From: "Smith, Kevin L" <[log in to unmask]>
Date: Tue, 1 Aug 2017 13:09:13 +0000
If we are speculating about alternative futures, can't we also imagine
a world in which it is Elsevier, Wiley and Springer that cease to
exist, or at least cease to dominate the landscape for academic work,
and something like Sci-Hub would serve as the central distribution
point for that work? It is not really hard to imagine Sci-Hub as a
legal service, imo, working directly with those same scholars who are
already using it as a major source of scholarly output.
Kevin L. Smith, J.D.
Dean of Libraries
University of Kansas
From: "Jim O'Donnell" <[log in to unmask]>
Date: Mon, 31 Jul 2017 20:02:22 -0700
I had not thought of Sandy's very good point.
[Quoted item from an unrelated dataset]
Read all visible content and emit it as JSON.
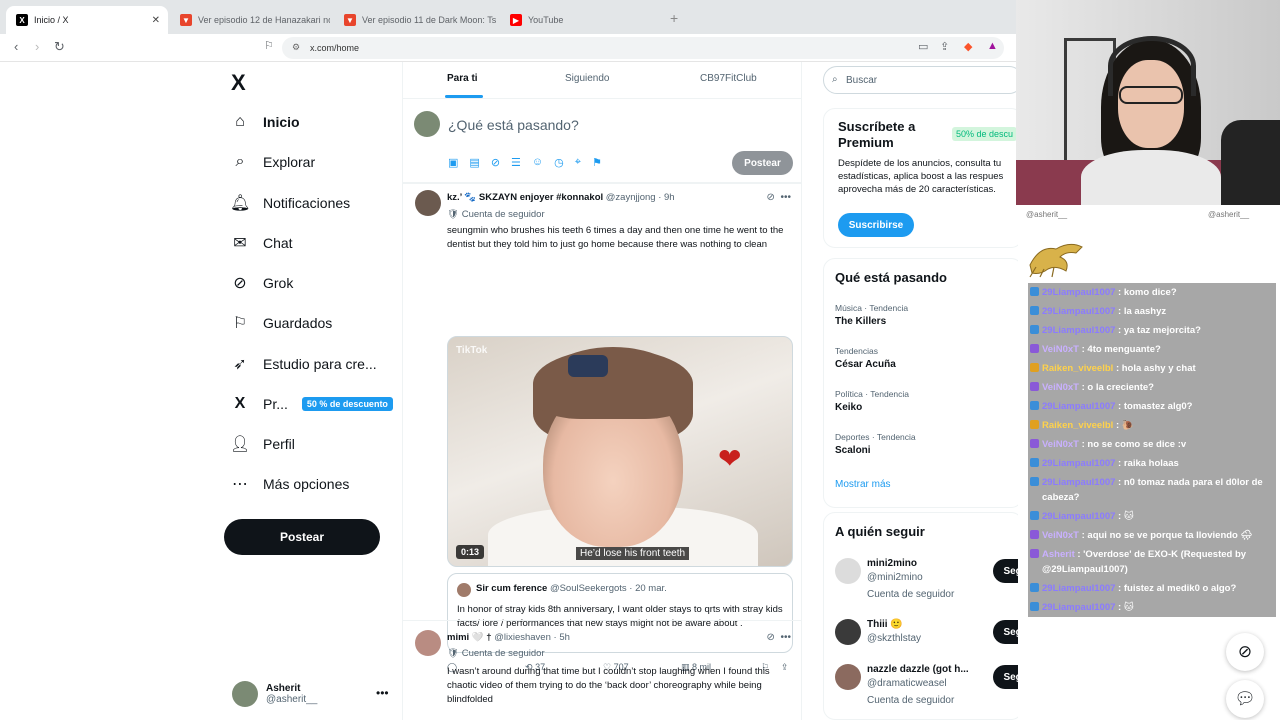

Sci-Hub as we know it,
and on their own representation, *depends* on the existing publishing
system to produce, aggregate, and make available all of their content
-- which they then, um, transfer into their servers. Success for them
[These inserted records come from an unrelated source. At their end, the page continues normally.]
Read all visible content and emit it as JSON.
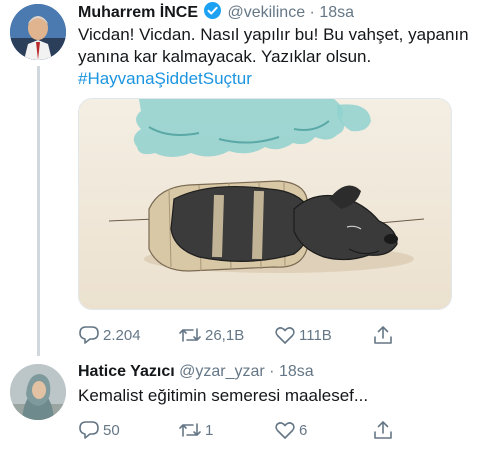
{
  "tweets": [
    {
      "name": "Muharrem İNCE",
      "handle": "@vekilince",
      "separator": "·",
      "time": "18sa",
      "text": "Vicdan! Vicdan. Nasıl yapılır bu! Bu vahşet, yapanın yanına kar kalmayacak. Yazıklar olsun.",
      "hashtag": "#HayvanaŞiddetSuçtur",
      "replies": "2.204",
      "retweets": "26,1B",
      "likes": "111B"
    },
    {
      "name": "Hatice Yazıcı",
      "handle": "@yzar_yzar",
      "separator": "·",
      "time": "18sa",
      "text": "Kemalist eğitimin semeresi maalesef...",
      "replies": "50",
      "retweets": "1",
      "likes": "6"
    }
  ],
  "icons": {
    "reply": "reply-icon",
    "retweet": "retweet-icon",
    "like": "heart-icon",
    "share": "share-icon",
    "verified": "verified-badge-icon"
  },
  "colors": {
    "link": "#1b95e0",
    "muted": "#657786",
    "verified": "#1da1f2",
    "thread_line": "#d0d7dd"
  }
}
ideally consists in continued parasitism. One form of failure would
be effective destruction of their server by some form of force
majeure, which many think unlikely. But another form of failure would
lie in the collapse of the ecosystem on which they feed. Without
Elsevier, Wiley, and Springer, in other words, they are nothing.
Nothing suggests that they have a strategy beyond harassment, raiding,
disruption. Would anyone care to do the work of strategy for them
here on Liblicense?